The church had now decided to build the long awaited second phase, that of the main church building and again God’s people dipped deep into their pockets as God prompted them again in His providing grace. Half way through the building project, however, the church gave priority to calling a pastor and it was again amazing how God enabled this small church to support Rev. Stephen Green and at the same time continue the building.

Pages could be written on how God’s timetable unfolded during the building period and it was another God-glorifying day as, with gratitude and joy, the church was opened on 11th November, 1995 with Pastor Green leading the meeting at which the Rev. G. Thomas, Aberystwyth, preached.

Mr. Green has moved to a church at Hitchen which leaves the church currently under the leadership of three deacons, David Neal, Peter Hiles and Brin Hughes. This is almost an exact reflection of 1899 when Tom Copleston and his fellow deacons began worship at Bradley Road.

As the church celebrates its centenary this November (1999) the deacons and other brothers and sisters in Christ look to the future with the same visions, prayers and longings as those first pioneers. What were they and what are they? Some reminders to finish as previously quoted from T.O.M.:-

“The church had conceived it to be her duty … to provide for the spiritual needs of the people … of Newtown.”

and from the Rev. Beaupre’s first sermon:-

“We preach Christ crucified because it brings before our minds the holiness of God – the horribleness of sin – that is the way in which we discern the Grace of God – it is the power and wisdom of God – a blessing to God’s people and lead to the salvation of many in our midst.”

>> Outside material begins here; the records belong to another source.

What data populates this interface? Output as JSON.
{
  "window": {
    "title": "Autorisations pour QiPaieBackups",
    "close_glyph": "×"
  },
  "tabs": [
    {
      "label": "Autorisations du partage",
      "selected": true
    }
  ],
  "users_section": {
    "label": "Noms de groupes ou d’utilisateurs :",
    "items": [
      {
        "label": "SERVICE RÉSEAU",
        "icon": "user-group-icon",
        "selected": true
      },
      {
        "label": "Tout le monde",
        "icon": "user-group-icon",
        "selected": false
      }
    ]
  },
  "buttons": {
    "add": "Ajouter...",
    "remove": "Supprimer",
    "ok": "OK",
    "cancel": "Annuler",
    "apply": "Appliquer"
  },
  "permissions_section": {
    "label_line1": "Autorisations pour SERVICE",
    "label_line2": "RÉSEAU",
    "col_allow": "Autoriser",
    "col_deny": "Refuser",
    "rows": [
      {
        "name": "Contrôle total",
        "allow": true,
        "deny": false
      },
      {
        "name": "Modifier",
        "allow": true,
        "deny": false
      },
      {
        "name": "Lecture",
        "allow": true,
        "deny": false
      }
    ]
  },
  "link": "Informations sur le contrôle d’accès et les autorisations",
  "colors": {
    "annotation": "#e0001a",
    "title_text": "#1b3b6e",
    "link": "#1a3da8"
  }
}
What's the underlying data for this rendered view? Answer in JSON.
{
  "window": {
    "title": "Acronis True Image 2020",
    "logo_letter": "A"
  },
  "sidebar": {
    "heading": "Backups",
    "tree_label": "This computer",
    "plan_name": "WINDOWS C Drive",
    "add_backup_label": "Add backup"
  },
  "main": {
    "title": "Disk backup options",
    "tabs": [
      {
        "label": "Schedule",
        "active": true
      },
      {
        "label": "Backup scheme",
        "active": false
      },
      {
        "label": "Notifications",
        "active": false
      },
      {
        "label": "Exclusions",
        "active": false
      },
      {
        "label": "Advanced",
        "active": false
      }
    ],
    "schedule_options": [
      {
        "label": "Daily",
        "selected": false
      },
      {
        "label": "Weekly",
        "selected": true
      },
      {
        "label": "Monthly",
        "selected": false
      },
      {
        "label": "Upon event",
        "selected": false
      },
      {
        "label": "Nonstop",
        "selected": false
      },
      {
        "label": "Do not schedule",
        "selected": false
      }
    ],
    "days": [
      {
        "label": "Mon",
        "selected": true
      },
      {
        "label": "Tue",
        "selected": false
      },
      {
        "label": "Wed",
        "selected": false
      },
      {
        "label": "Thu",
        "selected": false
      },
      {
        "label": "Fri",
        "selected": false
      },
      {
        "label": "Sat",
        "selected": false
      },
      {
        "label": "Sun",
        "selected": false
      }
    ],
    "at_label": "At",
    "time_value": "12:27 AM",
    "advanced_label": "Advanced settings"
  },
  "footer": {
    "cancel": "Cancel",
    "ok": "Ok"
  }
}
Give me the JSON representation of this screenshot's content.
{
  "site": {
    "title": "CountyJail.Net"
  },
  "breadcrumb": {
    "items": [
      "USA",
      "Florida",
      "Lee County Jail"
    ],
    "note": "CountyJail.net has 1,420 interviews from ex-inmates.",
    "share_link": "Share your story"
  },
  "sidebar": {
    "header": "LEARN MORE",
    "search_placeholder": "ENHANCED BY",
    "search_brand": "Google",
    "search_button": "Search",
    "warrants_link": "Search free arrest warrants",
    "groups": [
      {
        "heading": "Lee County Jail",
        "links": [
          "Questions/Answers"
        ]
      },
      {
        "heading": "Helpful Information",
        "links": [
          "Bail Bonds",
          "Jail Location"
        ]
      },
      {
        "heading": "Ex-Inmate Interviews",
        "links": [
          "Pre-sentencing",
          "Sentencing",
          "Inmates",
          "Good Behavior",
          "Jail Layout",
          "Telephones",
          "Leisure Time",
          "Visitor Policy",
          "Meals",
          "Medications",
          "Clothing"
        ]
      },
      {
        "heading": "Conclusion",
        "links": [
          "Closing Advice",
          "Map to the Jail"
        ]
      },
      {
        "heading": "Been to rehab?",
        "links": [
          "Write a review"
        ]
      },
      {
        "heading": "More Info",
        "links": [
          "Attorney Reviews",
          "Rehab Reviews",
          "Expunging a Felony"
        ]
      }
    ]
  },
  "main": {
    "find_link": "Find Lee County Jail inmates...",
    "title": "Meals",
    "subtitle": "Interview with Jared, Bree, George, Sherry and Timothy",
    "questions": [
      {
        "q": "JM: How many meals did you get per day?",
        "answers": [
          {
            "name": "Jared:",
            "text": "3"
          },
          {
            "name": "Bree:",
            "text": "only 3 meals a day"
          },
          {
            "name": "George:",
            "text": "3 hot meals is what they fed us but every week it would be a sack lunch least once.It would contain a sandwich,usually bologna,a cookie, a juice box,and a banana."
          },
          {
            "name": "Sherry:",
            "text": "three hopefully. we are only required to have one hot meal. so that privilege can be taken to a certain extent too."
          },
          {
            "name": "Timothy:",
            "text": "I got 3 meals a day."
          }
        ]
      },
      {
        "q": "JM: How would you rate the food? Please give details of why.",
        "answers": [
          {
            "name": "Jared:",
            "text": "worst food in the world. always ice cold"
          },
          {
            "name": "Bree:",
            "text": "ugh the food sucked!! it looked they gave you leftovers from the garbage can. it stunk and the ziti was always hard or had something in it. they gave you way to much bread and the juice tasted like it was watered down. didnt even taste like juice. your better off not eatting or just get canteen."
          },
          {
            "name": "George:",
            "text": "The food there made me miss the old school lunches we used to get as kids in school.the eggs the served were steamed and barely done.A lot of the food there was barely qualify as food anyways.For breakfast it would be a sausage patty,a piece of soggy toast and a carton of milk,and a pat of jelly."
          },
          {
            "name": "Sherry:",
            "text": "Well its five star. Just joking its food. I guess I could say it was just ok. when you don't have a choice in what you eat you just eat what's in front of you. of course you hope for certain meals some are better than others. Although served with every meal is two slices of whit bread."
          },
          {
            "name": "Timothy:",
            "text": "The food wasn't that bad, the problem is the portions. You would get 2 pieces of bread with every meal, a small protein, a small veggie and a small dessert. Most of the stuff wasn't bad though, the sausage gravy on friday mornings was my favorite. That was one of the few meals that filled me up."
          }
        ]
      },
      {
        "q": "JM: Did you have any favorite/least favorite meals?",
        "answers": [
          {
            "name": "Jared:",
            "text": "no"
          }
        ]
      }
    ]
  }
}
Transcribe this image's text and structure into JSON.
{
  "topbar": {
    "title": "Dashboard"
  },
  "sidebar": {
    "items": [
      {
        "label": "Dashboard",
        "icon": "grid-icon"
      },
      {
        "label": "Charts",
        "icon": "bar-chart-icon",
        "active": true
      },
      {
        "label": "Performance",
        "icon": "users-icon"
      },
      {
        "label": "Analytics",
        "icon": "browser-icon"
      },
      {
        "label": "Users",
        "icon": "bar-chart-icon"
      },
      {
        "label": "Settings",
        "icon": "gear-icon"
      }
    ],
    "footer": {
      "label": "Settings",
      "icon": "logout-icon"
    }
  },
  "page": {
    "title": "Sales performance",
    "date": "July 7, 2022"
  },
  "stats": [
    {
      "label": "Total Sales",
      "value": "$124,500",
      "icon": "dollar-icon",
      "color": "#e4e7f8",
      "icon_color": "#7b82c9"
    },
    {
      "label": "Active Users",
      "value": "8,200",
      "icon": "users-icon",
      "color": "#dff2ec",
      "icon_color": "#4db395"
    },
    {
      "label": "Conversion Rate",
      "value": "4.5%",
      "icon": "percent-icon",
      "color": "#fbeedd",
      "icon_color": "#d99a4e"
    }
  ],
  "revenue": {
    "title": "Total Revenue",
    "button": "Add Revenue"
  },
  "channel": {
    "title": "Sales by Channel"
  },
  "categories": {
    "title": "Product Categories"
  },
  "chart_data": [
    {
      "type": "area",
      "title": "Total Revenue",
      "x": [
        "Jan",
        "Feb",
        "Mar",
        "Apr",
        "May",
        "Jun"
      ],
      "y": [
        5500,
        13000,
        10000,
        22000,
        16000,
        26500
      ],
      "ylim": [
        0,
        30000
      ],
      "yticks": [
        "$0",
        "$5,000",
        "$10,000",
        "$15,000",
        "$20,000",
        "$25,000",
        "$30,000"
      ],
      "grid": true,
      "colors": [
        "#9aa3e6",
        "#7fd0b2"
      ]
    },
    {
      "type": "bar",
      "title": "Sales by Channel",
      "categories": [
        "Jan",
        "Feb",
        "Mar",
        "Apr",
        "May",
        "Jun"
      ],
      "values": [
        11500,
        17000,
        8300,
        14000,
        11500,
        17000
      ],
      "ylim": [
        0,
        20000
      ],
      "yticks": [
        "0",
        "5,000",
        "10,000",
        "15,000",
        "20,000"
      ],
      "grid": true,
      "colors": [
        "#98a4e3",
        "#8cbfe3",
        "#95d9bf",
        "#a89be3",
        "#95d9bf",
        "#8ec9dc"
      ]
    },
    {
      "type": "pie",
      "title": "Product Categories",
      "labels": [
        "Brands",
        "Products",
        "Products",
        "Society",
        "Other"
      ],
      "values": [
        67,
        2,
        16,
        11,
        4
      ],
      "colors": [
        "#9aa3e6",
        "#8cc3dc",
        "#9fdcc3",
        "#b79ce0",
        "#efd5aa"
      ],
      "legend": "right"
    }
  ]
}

Now thank we all our God
With hearts and hands and voices;
Who wondrous things hath done,
In whom His world rejoices;
Who, from our mothers’ arms,
Hath blessed us on our way
With countless gifts of love,
AND STILL IS OURS TODAY.

November 1999